Senate extends PPP as NAHB files lawsuit
The U.S. Senate passed legislation last night that extends the Payroll Protection Program (PPP) through Aug. 8.
The move comes as a surprise to many following the June 30 deadline for PPP applications. According to the National Lumber and Building Material Dealers Association (NLBMDA), while the small business loan program expired yesterday, there was still $130 billion in unused funds.
Before the legislation can take effect, the extension must be passed by the House of Representatives and signed into law by President Trump.
The NLBMDA also reported that Senate Majority Leader Mitch McConnell said that Congress will attempt to pass additional small business relief through a phase 4 stimulus bill between July 20 and Aug. 7 before heading out on a month-long recess.
But the Senate’s decision to extend the PPP process arrives as the National Association of Home Builders, along with the Home Builders Association of Michigan and the Home Builders Association of Southeast Michigan, announced that they have filed a lawsuit against the U.S. Department of Treasury and the U.S. Small Business Administration (SBA).
According to the NAHB, “onerous regulations” included in PPP prevent some builders and developers from accessing a much-needed source of funding and having the loans forgiven.

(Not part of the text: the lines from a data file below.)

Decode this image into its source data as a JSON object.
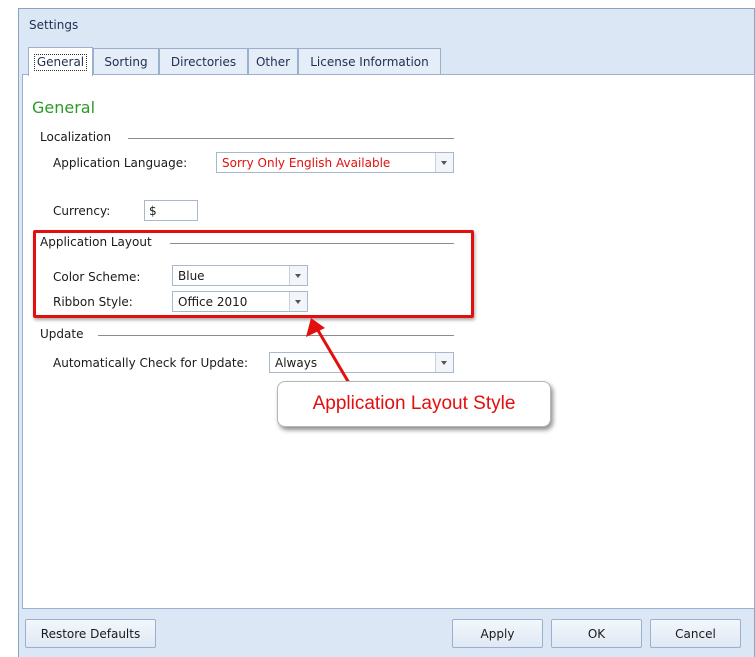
{
  "window": {
    "title": "Settings"
  },
  "tabs": [
    {
      "label": "General"
    },
    {
      "label": "Sorting"
    },
    {
      "label": "Directories"
    },
    {
      "label": "Other"
    },
    {
      "label": "License Information"
    }
  ],
  "general": {
    "heading": "General",
    "localization": {
      "group_label": "Localization",
      "language_label": "Application Language:",
      "language_value": "Sorry Only English Available",
      "currency_label": "Currency:",
      "currency_value": "$"
    },
    "layout": {
      "group_label": "Application Layout",
      "color_scheme_label": "Color Scheme:",
      "color_scheme_value": "Blue",
      "ribbon_style_label": "Ribbon Style:",
      "ribbon_style_value": "Office 2010"
    },
    "update": {
      "group_label": "Update",
      "auto_check_label": "Automatically Check for Update:",
      "auto_check_value": "Always"
    }
  },
  "annotation": {
    "callout_text": "Application Layout Style"
  },
  "buttons": {
    "restore_defaults": "Restore Defaults",
    "apply": "Apply",
    "ok": "OK",
    "cancel": "Cancel"
  },
  "colors": {
    "heading_green": "#2b9a27",
    "language_red": "#e30f0f",
    "annotation_red": "#e30f0f",
    "window_bg": "#dce7f5"
  }
}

The NAHB said that the SBA has imposed a pre-existing regulation and guidance document that limits eligibility for certain businesses, including “passive businesses owned by developers and landlords that do not actively use or occupy the assets acquired or improved with the loan proceeds,” and “speculative businesses” that include “building homes for future sale.”

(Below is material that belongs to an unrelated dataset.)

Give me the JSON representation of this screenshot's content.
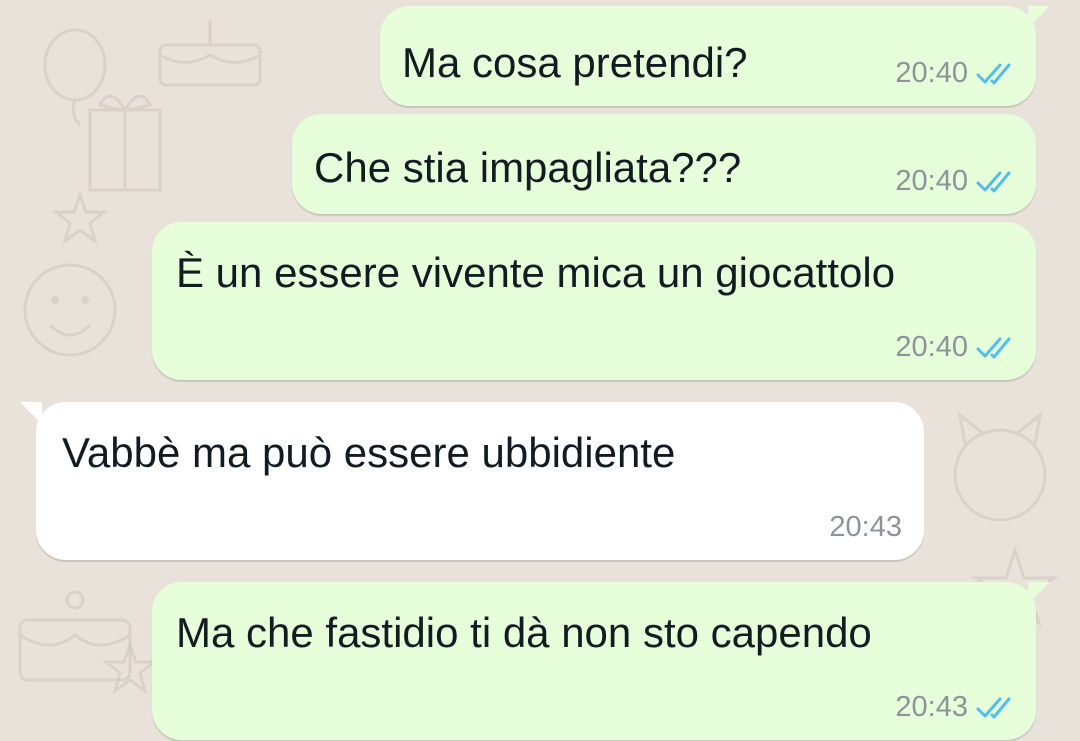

In a statement issued yesterday, the NAHB said the PPP program is essentially hurting builders.
“NAHB members across the nation have been prevented from seeking PPP funds because of SBA’s regulations. Those members who did receive funds faced widely inconsistent experiences. Moreover, those members who have received PPP loans may find it difficult to have those loans forgiven.”
Additionally, the NAHB said that the SBA is using an “unlawful bait-and-switch” tactic toward the residential housing industry, along with inconsistent eligibility rules.
“While some lenders noted SBA’s eligibility rules and declined to issue loans to excluded businesses, other lenders did not enforce these rules and extended loans to businesses deemed ineligible by SBA,” the NAHB said. “These small businesses – including many home builders – applied for these loans in good faith and now fear their loans will not be forgiven because they may have been ineligible under SBA rules.”
“These small businesses, and many others, applied for and received PPP loans under the good-faith belief they were eligible for loan forgiveness,” the lawsuit states. “They have since learned that, despite receiving loans and using the proceeds to keep their employees off unemployment, they are unlikely to receive loan forgiveness because, under the Exclusion Rule, they might not have been ‘eligible’ for the loans in the first instance.”